* Exercise aim:
For the data below, work out how many lines contain the word "Слой" and supply only that number.

* Exercise data:
--- START ---

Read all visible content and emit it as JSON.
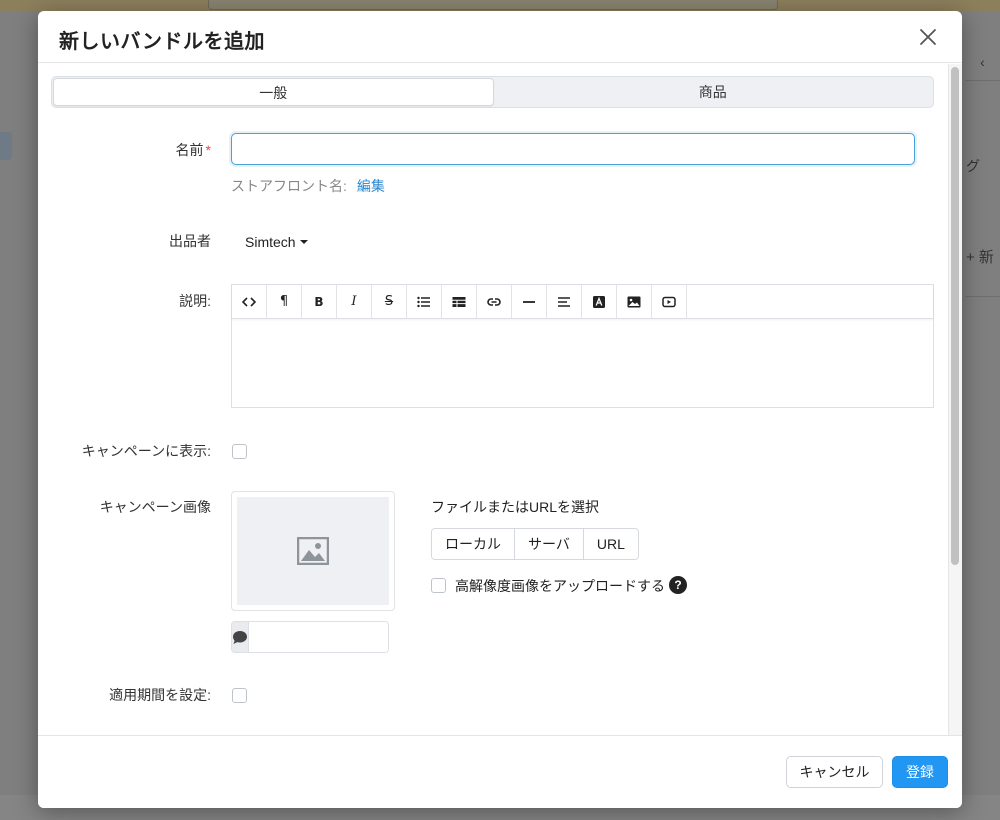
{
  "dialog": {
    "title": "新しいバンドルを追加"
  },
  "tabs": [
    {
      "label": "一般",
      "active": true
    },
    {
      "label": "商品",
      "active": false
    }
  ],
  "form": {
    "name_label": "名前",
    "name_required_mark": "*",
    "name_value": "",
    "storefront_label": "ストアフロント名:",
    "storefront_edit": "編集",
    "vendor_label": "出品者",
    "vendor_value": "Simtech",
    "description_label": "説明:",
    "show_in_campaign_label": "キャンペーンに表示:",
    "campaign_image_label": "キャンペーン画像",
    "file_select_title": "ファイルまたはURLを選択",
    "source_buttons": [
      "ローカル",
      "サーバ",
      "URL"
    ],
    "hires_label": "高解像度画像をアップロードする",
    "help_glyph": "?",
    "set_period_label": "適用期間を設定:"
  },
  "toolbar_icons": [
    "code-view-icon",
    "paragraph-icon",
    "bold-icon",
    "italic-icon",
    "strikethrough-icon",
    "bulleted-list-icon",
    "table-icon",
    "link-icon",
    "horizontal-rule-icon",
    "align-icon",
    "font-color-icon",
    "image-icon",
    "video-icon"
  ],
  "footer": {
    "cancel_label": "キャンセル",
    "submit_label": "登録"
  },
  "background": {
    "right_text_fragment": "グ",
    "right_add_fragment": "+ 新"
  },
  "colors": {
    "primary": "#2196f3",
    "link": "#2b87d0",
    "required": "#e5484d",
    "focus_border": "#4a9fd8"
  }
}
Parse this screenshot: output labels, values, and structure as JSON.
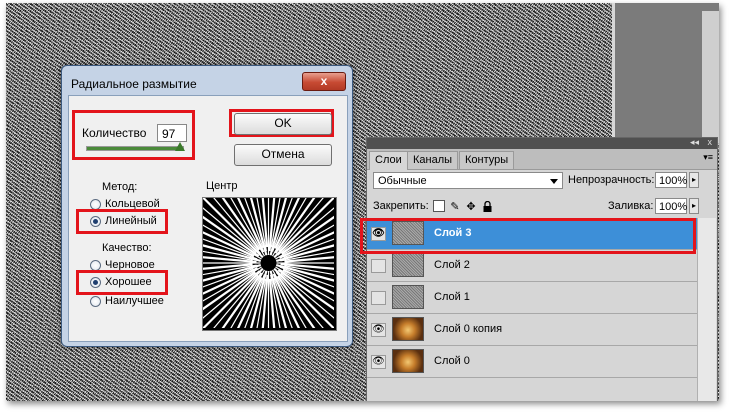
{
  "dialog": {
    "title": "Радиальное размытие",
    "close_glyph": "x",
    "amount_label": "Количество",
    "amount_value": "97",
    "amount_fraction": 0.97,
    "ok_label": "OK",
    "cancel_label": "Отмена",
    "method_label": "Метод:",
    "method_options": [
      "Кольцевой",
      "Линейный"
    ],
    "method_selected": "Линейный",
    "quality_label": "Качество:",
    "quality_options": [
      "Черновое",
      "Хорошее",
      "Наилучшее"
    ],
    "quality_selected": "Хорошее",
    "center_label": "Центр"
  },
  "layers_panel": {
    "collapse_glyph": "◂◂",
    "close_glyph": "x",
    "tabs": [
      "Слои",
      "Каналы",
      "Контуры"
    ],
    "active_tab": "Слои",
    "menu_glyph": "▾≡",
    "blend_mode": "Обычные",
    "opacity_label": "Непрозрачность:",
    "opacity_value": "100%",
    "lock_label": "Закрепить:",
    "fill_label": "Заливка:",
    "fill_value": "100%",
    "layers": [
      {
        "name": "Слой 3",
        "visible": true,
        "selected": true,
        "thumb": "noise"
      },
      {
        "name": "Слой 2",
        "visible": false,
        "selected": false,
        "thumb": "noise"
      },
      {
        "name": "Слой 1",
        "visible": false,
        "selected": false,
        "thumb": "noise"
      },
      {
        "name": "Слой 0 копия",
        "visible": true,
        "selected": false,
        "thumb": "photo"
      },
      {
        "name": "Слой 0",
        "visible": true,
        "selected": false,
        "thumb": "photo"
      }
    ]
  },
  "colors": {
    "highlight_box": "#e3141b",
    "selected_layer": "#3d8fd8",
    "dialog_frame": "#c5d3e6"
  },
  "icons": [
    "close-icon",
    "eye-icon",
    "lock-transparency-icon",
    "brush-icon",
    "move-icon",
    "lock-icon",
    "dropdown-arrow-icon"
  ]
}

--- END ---
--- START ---

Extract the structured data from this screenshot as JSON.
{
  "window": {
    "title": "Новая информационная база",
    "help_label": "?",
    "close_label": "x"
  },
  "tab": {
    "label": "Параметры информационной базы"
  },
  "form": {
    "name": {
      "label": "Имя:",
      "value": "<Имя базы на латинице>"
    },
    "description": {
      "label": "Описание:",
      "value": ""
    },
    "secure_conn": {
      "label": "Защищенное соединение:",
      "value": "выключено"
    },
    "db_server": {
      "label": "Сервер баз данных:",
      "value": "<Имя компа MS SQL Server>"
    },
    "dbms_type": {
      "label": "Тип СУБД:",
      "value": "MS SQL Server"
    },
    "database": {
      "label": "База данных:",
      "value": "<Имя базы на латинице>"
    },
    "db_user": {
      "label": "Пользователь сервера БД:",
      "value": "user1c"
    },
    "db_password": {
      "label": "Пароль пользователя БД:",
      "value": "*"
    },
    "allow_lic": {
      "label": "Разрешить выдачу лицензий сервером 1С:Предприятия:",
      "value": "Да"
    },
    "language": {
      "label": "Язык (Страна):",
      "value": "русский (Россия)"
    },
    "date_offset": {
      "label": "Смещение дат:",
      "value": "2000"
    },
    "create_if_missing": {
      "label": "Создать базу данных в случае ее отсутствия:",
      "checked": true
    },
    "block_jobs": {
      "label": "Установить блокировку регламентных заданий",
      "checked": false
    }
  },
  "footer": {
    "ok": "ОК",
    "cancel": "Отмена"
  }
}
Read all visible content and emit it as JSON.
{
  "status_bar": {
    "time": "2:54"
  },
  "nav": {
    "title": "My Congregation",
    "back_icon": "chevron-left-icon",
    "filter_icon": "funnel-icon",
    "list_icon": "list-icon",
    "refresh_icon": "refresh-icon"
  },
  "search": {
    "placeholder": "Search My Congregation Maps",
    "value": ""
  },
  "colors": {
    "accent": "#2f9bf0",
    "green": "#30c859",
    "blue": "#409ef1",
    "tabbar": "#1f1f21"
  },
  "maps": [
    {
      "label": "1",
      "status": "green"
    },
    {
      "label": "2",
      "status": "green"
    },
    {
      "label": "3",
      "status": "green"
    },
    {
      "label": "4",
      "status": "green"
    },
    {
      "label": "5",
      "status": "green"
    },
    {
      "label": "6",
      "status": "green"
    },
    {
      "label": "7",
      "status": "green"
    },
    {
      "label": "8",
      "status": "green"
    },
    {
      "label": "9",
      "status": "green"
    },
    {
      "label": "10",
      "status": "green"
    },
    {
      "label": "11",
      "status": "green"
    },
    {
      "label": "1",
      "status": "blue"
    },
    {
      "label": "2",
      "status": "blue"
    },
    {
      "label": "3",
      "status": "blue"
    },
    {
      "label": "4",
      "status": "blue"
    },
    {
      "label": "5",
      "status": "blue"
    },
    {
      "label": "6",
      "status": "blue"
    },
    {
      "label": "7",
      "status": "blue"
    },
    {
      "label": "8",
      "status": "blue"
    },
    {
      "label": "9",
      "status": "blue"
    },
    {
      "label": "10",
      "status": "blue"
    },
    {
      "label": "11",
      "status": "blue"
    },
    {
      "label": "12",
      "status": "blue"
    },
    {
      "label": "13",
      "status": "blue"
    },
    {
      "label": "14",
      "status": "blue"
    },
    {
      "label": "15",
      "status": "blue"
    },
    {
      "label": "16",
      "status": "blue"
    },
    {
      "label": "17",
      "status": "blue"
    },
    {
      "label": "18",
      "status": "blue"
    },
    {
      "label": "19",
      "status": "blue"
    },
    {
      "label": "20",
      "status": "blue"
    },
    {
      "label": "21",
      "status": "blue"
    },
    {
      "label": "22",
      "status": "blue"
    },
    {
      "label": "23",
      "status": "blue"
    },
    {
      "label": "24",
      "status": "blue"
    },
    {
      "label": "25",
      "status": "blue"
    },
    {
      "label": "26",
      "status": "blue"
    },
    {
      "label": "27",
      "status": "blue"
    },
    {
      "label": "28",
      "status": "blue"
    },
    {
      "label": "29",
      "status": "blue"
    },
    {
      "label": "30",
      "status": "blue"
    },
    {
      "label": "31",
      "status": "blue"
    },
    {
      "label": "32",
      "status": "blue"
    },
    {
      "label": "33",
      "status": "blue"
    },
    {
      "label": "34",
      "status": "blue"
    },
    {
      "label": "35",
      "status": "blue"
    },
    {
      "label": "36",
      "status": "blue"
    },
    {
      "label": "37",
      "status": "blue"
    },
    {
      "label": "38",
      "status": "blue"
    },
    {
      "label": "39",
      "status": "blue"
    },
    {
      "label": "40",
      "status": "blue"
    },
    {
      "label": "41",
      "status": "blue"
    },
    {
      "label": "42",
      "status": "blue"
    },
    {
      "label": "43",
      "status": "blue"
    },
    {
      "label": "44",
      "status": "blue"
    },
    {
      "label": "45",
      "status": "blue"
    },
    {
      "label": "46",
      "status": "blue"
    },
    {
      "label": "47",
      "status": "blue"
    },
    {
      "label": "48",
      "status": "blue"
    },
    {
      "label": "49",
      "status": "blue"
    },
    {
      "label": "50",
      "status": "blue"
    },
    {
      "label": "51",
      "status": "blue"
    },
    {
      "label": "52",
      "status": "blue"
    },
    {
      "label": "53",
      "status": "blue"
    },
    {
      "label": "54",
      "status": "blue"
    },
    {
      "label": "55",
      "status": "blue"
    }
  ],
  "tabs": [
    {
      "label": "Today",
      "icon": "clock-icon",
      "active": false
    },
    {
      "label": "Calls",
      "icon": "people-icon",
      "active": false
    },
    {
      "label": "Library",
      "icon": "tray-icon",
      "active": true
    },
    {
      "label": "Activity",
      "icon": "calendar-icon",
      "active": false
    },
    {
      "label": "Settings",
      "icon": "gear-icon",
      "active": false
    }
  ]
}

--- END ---

* Task answer:
5